Colocasia propinquilinea (Grote, 1873)
Closebanded Yellowhorn Moth
BC : Central Kootenay Co.
Goatfell, 2600 ft
May 12, 1994, D. W. Knight.
Specimen courtesy of JHS
Photograph copyright: Merrill A. Peterson

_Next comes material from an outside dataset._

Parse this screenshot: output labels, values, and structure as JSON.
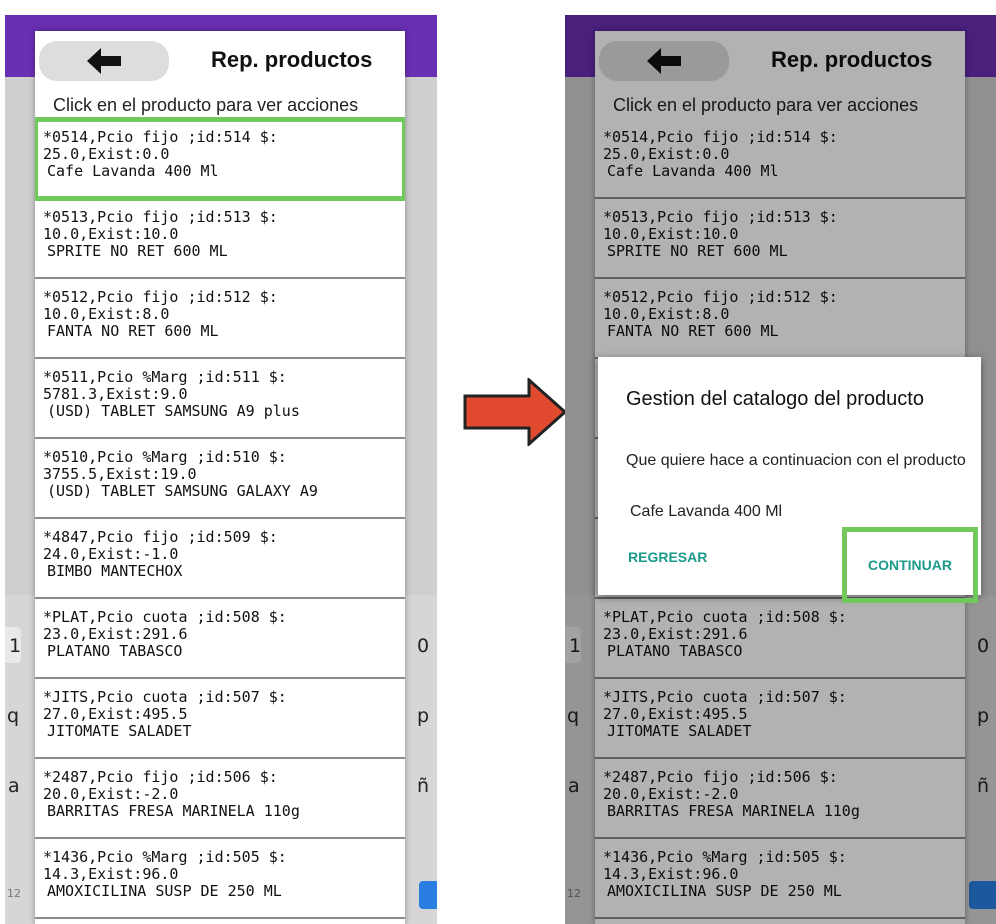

Colocasia propinquilinea is a light gray medium-sized moth (FW length 15–20 mm) that flies in southeastern British Columbia during late spring and early summer. It has a dark posterior median area, black lines, and a prominent oval black orbicular spot filled with white. The gray ground color is variable, ranging from pale whitish gray to steel gray, gradually darker toward the outer margin. The median area is usually entirely or partially darker gray than the adjacent wing, most often posterior to the cell, but often including the cell between the spots. The lines are black. The antemedial line is very irregular. The median line is variable in prominence from absent to nearly as dark as the other lines. The postmedial line is scalloped, convex from the costal margin to below the reniform spot and then concave toward the base. The subterminal line is irregular and pale, usually preceded by a black shade. The terminal line is black, interrupted by the veins, and forms a black spot at the anal angle. The orbicular spot is oval, but very prominent, due to distinct black outline and white filling. The reniform spot is variable, black, complete, or evident only as the medial wall and white filling. The claviform spot is absent. The head and thorax are light to dark gray, usually with a gray edge to the collar and transverse gray banding on the distal tegulae. The male antenna is strongly bipectinate.

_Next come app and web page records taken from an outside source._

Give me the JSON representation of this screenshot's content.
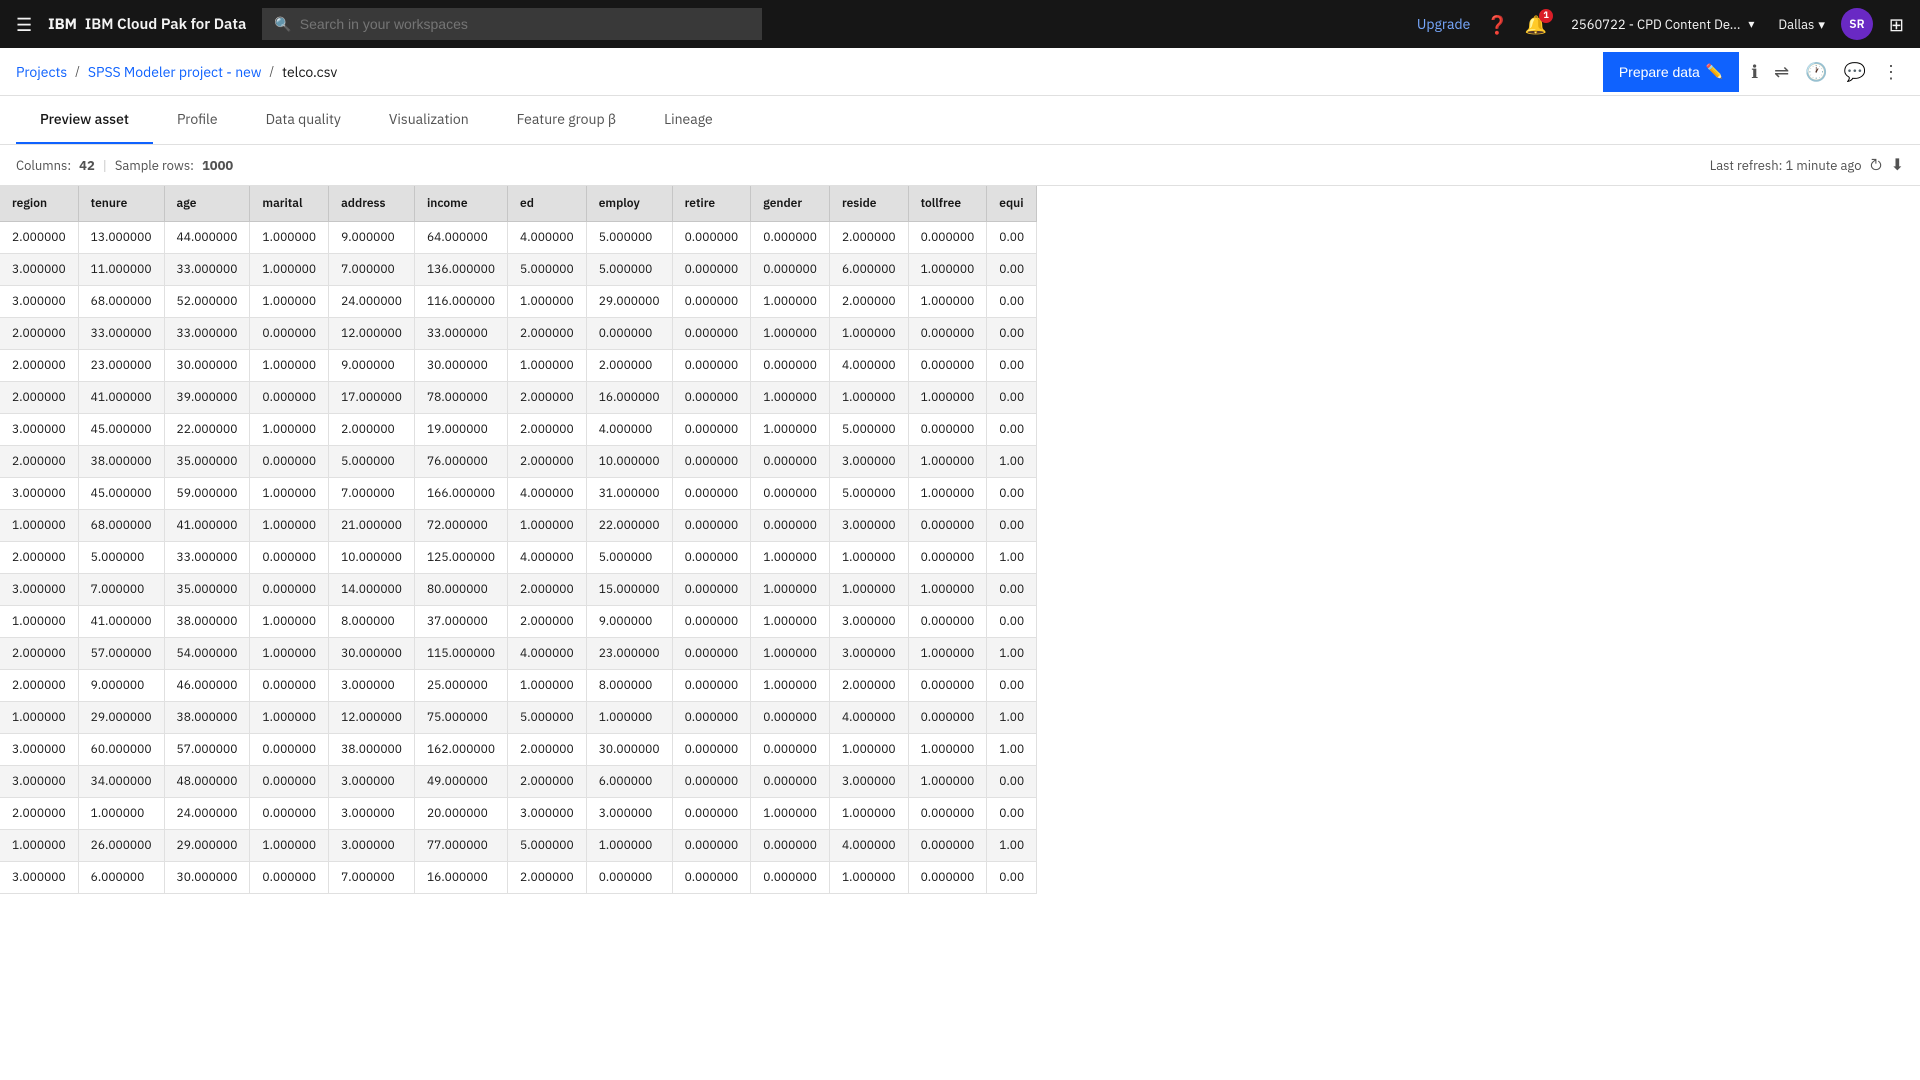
{
  "topnav": {
    "logo": "IBM Cloud Pak for Data",
    "search_placeholder": "Search in your workspaces",
    "upgrade_label": "Upgrade",
    "account_name": "2560722 - CPD Content De...",
    "location": "Dallas",
    "avatar_initials": "SR",
    "notification_count": "1"
  },
  "breadcrumb": {
    "items": [
      "Projects",
      "SPSS Modeler project - new"
    ],
    "current": "telco.csv",
    "prepare_label": "Prepare data"
  },
  "tabs": [
    {
      "id": "preview",
      "label": "Preview asset",
      "active": true
    },
    {
      "id": "profile",
      "label": "Profile",
      "active": false
    },
    {
      "id": "dataquality",
      "label": "Data quality",
      "active": false
    },
    {
      "id": "visualization",
      "label": "Visualization",
      "active": false
    },
    {
      "id": "featuregroup",
      "label": "Feature group β",
      "active": false
    },
    {
      "id": "lineage",
      "label": "Lineage",
      "active": false
    }
  ],
  "table_info": {
    "columns_label": "Columns:",
    "columns_value": "42",
    "sample_rows_label": "Sample rows:",
    "sample_rows_value": "1000",
    "last_refresh": "Last refresh: 1 minute ago"
  },
  "columns": [
    "region",
    "tenure",
    "age",
    "marital",
    "address",
    "income",
    "ed",
    "employ",
    "retire",
    "gender",
    "reside",
    "tollfree",
    "equi"
  ],
  "rows": [
    [
      "2.000000",
      "13.000000",
      "44.000000",
      "1.000000",
      "9.000000",
      "64.000000",
      "4.000000",
      "5.000000",
      "0.000000",
      "0.000000",
      "2.000000",
      "0.000000",
      "0.00"
    ],
    [
      "3.000000",
      "11.000000",
      "33.000000",
      "1.000000",
      "7.000000",
      "136.000000",
      "5.000000",
      "5.000000",
      "0.000000",
      "0.000000",
      "6.000000",
      "1.000000",
      "0.00"
    ],
    [
      "3.000000",
      "68.000000",
      "52.000000",
      "1.000000",
      "24.000000",
      "116.000000",
      "1.000000",
      "29.000000",
      "0.000000",
      "1.000000",
      "2.000000",
      "1.000000",
      "0.00"
    ],
    [
      "2.000000",
      "33.000000",
      "33.000000",
      "0.000000",
      "12.000000",
      "33.000000",
      "2.000000",
      "0.000000",
      "0.000000",
      "1.000000",
      "1.000000",
      "0.000000",
      "0.00"
    ],
    [
      "2.000000",
      "23.000000",
      "30.000000",
      "1.000000",
      "9.000000",
      "30.000000",
      "1.000000",
      "2.000000",
      "0.000000",
      "0.000000",
      "4.000000",
      "0.000000",
      "0.00"
    ],
    [
      "2.000000",
      "41.000000",
      "39.000000",
      "0.000000",
      "17.000000",
      "78.000000",
      "2.000000",
      "16.000000",
      "0.000000",
      "1.000000",
      "1.000000",
      "1.000000",
      "0.00"
    ],
    [
      "3.000000",
      "45.000000",
      "22.000000",
      "1.000000",
      "2.000000",
      "19.000000",
      "2.000000",
      "4.000000",
      "0.000000",
      "1.000000",
      "5.000000",
      "0.000000",
      "0.00"
    ],
    [
      "2.000000",
      "38.000000",
      "35.000000",
      "0.000000",
      "5.000000",
      "76.000000",
      "2.000000",
      "10.000000",
      "0.000000",
      "0.000000",
      "3.000000",
      "1.000000",
      "1.00"
    ],
    [
      "3.000000",
      "45.000000",
      "59.000000",
      "1.000000",
      "7.000000",
      "166.000000",
      "4.000000",
      "31.000000",
      "0.000000",
      "0.000000",
      "5.000000",
      "1.000000",
      "0.00"
    ],
    [
      "1.000000",
      "68.000000",
      "41.000000",
      "1.000000",
      "21.000000",
      "72.000000",
      "1.000000",
      "22.000000",
      "0.000000",
      "0.000000",
      "3.000000",
      "0.000000",
      "0.00"
    ],
    [
      "2.000000",
      "5.000000",
      "33.000000",
      "0.000000",
      "10.000000",
      "125.000000",
      "4.000000",
      "5.000000",
      "0.000000",
      "1.000000",
      "1.000000",
      "0.000000",
      "1.00"
    ],
    [
      "3.000000",
      "7.000000",
      "35.000000",
      "0.000000",
      "14.000000",
      "80.000000",
      "2.000000",
      "15.000000",
      "0.000000",
      "1.000000",
      "1.000000",
      "1.000000",
      "0.00"
    ],
    [
      "1.000000",
      "41.000000",
      "38.000000",
      "1.000000",
      "8.000000",
      "37.000000",
      "2.000000",
      "9.000000",
      "0.000000",
      "1.000000",
      "3.000000",
      "0.000000",
      "0.00"
    ],
    [
      "2.000000",
      "57.000000",
      "54.000000",
      "1.000000",
      "30.000000",
      "115.000000",
      "4.000000",
      "23.000000",
      "0.000000",
      "1.000000",
      "3.000000",
      "1.000000",
      "1.00"
    ],
    [
      "2.000000",
      "9.000000",
      "46.000000",
      "0.000000",
      "3.000000",
      "25.000000",
      "1.000000",
      "8.000000",
      "0.000000",
      "1.000000",
      "2.000000",
      "0.000000",
      "0.00"
    ],
    [
      "1.000000",
      "29.000000",
      "38.000000",
      "1.000000",
      "12.000000",
      "75.000000",
      "5.000000",
      "1.000000",
      "0.000000",
      "0.000000",
      "4.000000",
      "0.000000",
      "1.00"
    ],
    [
      "3.000000",
      "60.000000",
      "57.000000",
      "0.000000",
      "38.000000",
      "162.000000",
      "2.000000",
      "30.000000",
      "0.000000",
      "0.000000",
      "1.000000",
      "1.000000",
      "1.00"
    ],
    [
      "3.000000",
      "34.000000",
      "48.000000",
      "0.000000",
      "3.000000",
      "49.000000",
      "2.000000",
      "6.000000",
      "0.000000",
      "0.000000",
      "3.000000",
      "1.000000",
      "0.00"
    ],
    [
      "2.000000",
      "1.000000",
      "24.000000",
      "0.000000",
      "3.000000",
      "20.000000",
      "3.000000",
      "3.000000",
      "0.000000",
      "1.000000",
      "1.000000",
      "0.000000",
      "0.00"
    ],
    [
      "1.000000",
      "26.000000",
      "29.000000",
      "1.000000",
      "3.000000",
      "77.000000",
      "5.000000",
      "1.000000",
      "0.000000",
      "0.000000",
      "4.000000",
      "0.000000",
      "1.00"
    ],
    [
      "3.000000",
      "6.000000",
      "30.000000",
      "0.000000",
      "7.000000",
      "16.000000",
      "2.000000",
      "0.000000",
      "0.000000",
      "0.000000",
      "1.000000",
      "0.000000",
      "0.00"
    ]
  ]
}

This species can be identified by its eastern British Columbia distribution, gray color, irregular black transverse lines, and oval white-filled orbicular spot. Several species of Panthea with a similar gray and black pattern lack the orbicular spot or have the spot evident as a black spot, not an open oval as in C. propinquilinea. Charadra deridens is a related species that has been reported from British Columbia previously (Moths of Canada website, Powell & Opler 2009), possibly due to a misidentification of C. propinquilinea. C. deridens is an oak feeder that occurs as far west as eastern Saskatchewan and Colorado but is highly unlikely to occur in eastern British Columbia where there are no naturally occurring oaks (G. Anweiler, personal communication 2012). Like C. propinquilinea, it is pale gray and black, but it differs in having a black central ocellus in the orbicular spot.
This species is widely distributed in hardwood forests of eastern North America, and barely reaches the Pacific Northwest.
Colocasia propinquilinea has been collected in southeastern British Columbia in the Pacific Northwest.
This species reaches its western limit in British Columbia. It occurs from southern Canada to Tennessee in the East, extending west across Canada to north-central Alberta.
This species is a foodplant generalist feeding on a wide variety of hardwood trees and shrubs.
Adults are on the wing in late spring and early summer. The only British Columbia record found for this site is from mid-May. It is nocturnal and comes to lights.
This species is of no economic importance.